* **What this task involves**
Return every record below exactly as written, omitting any pictures.

Input for this task Start Marker

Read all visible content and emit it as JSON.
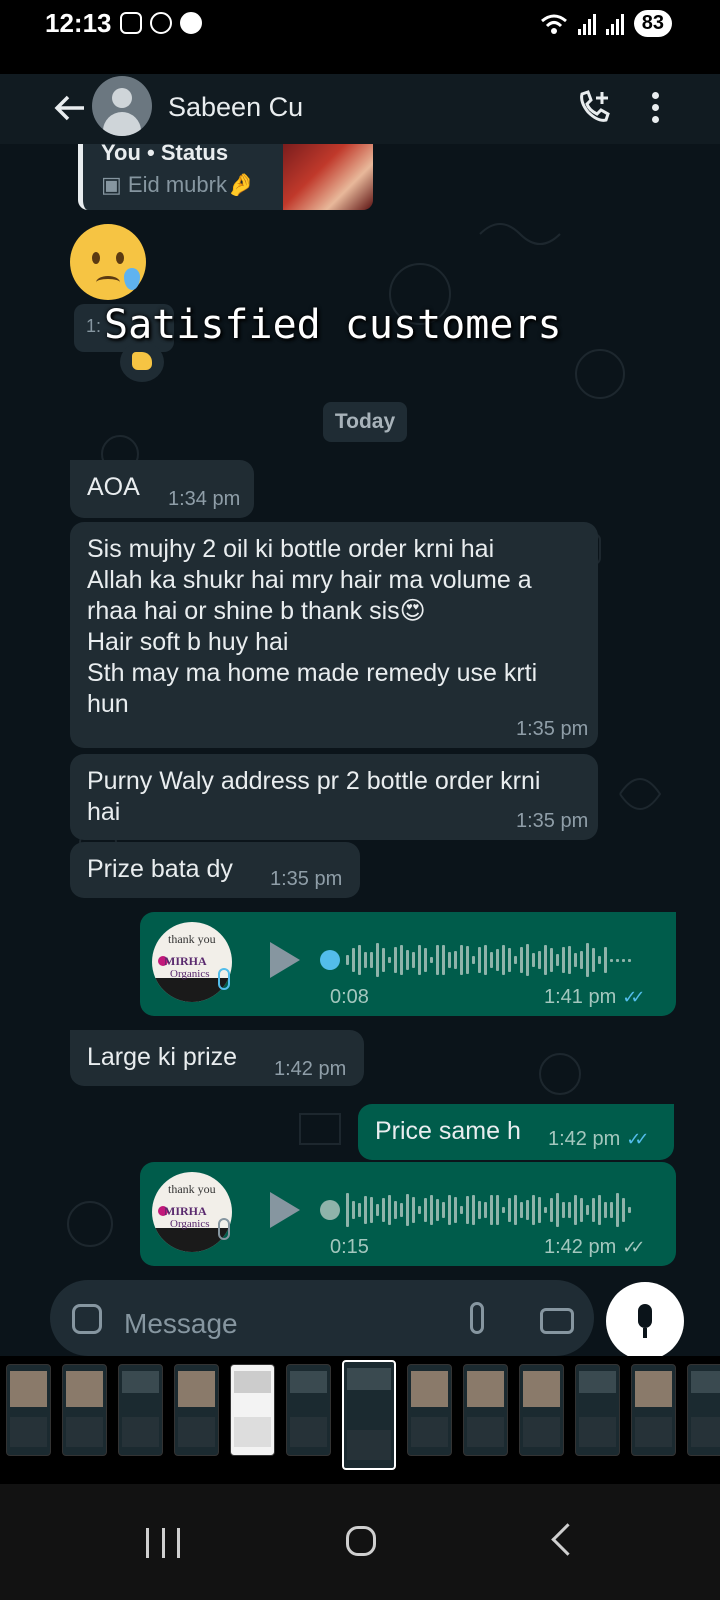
{
  "status_bar": {
    "time": "12:13",
    "battery": "83"
  },
  "header": {
    "contact_name": "Sabeen Cu"
  },
  "quoted_status": {
    "sender": "You • Status",
    "caption": "Eid mubrk🤌"
  },
  "reaction": {
    "time_partial": "1:"
  },
  "overlay": {
    "text": "Satisfied customers"
  },
  "date_divider": "Today",
  "messages": [
    {
      "text": "AOA",
      "time": "1:34 pm"
    },
    {
      "text": "Sis mujhy 2 oil ki bottle order krni hai\nAllah ka shukr hai mry hair ma volume a\nrhaa hai or shine b thank sis😍\nHair soft b huy hai\nSth may ma home made remedy use krti\nhun",
      "time": "1:35 pm"
    },
    {
      "text": "Purny Waly address pr 2 bottle order krni\nhai",
      "time": "1:35 pm"
    },
    {
      "text": "Prize bata dy",
      "time": "1:35 pm"
    },
    {
      "duration": "0:08",
      "time": "1:41 pm",
      "progress": 0.0
    },
    {
      "text": "Large ki prize",
      "time": "1:42 pm"
    },
    {
      "text": "Price same h",
      "time": "1:42 pm"
    },
    {
      "duration": "0:15",
      "time": "1:42 pm",
      "progress": 0.0
    }
  ],
  "voice_avatar": {
    "line1": "thank you",
    "line2": "MIRHA",
    "line3": "Organics"
  },
  "composer": {
    "placeholder": "Message"
  },
  "colors": {
    "incoming": "#202c33",
    "outgoing": "#005c4b",
    "read_ticks": "#53bdeb",
    "background": "#0b141a"
  }
}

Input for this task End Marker

* **Written solution**
Read all visible content and emit it as JSON.
{
  "status_bar": {
    "time": "12:13",
    "battery": "83"
  },
  "header": {
    "contact_name": "Sabeen Cu"
  },
  "quoted_status": {
    "sender": "You • Status",
    "caption": "Eid mubrk🤌"
  },
  "reaction": {
    "time_partial": "1:"
  },
  "overlay": {
    "text": "Satisfied customers"
  },
  "date_divider": "Today",
  "messages": [
    {
      "text": "AOA",
      "time": "1:34 pm"
    },
    {
      "text": "Sis mujhy 2 oil ki bottle order krni hai\nAllah ka shukr hai mry hair ma volume a\nrhaa hai or shine b thank sis😍\nHair soft b huy hai\nSth may ma home made remedy use krti\nhun",
      "time": "1:35 pm"
    },
    {
      "text": "Purny Waly address pr 2 bottle order krni\nhai",
      "time": "1:35 pm"
    },
    {
      "text": "Prize bata dy",
      "time": "1:35 pm"
    },
    {
      "duration": "0:08",
      "time": "1:41 pm",
      "progress": 0.0
    },
    {
      "text": "Large ki prize",
      "time": "1:42 pm"
    },
    {
      "text": "Price same h",
      "time": "1:42 pm"
    },
    {
      "duration": "0:15",
      "time": "1:42 pm",
      "progress": 0.0
    }
  ],
  "voice_avatar": {
    "line1": "thank you",
    "line2": "MIRHA",
    "line3": "Organics"
  },
  "composer": {
    "placeholder": "Message"
  },
  "colors": {
    "incoming": "#202c33",
    "outgoing": "#005c4b",
    "read_ticks": "#53bdeb",
    "background": "#0b141a"
  }
}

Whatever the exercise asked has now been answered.